Blanco argues that he a sympathetic figure. He is a 64-year-old father of eight with no previous criminal record. He pleads that he accepted no fee for his services to the illegal drug industry and was impoverished by business calamities. Perhaps Blanco's claim that he acted out of economic exigency, psychological tension, and ignorance is true. However, criminal sanctions are society's last guidepost to those who have been unable to resist life's pressures with the assistance of more moderate suasions. Under no circumstances do Blanco's misfortunes license him to impose the destructive evils of the drug trade upon other members of society. We cannot confuse sympathy with leniency, especially in view of the responsibilities that Congress has entrusted to us in the regulation of the illegal drug industry. We affirm the judgments of the district court.
This disposition is not appropriate for publication and may not be cited to or by the courts of this circuit except as provided by Ninth Circuit Rule 36-3
The Supreme Court performed an analysis of legislative intent in TVA only because Justice Powell felt that an "absurd" result had been reached by applying the plain language of the statute
Senator Robert Byrd stated, "Our proposal would also provide mandatory minimum penalties for the middle-level dealers as well." 132 Cong.Rec. S14301 (daily ed. Sept. 30, 1986). Senator Dennis Deconcini stated, "But I also believe that the penalties for drug dealers must be severe." Id. at S14270
Senator Edward M. Kennedy stated, "The widespread use of illegal drugs is one of the most pressing problems facing our society. Illegal drugs are killing children and destroying families.
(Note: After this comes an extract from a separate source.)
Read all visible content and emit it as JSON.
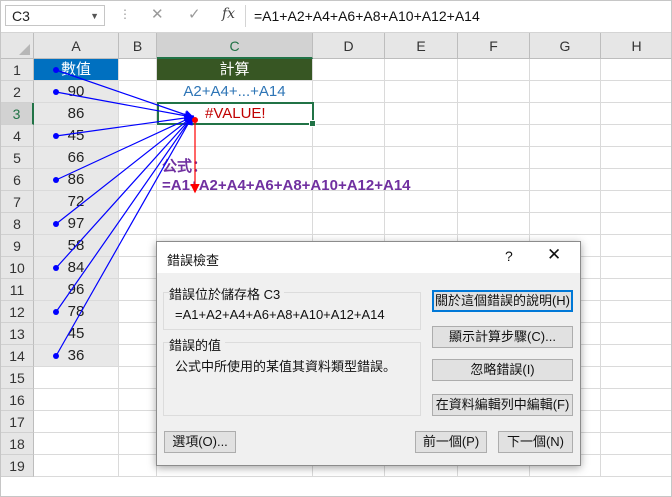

Vast profits from the sale of illegal drugs have created a new criminal underworld which promotes violence and feeds on death." 132 Cong.Rec. S14282 (daily ed. Sept. 30, 1986). His remarks have been called "typical of Congress' concern." United States v. Hoyt, No. 87-1224, slip op. at 2532 (9th Cir. Mar. 17, 1989)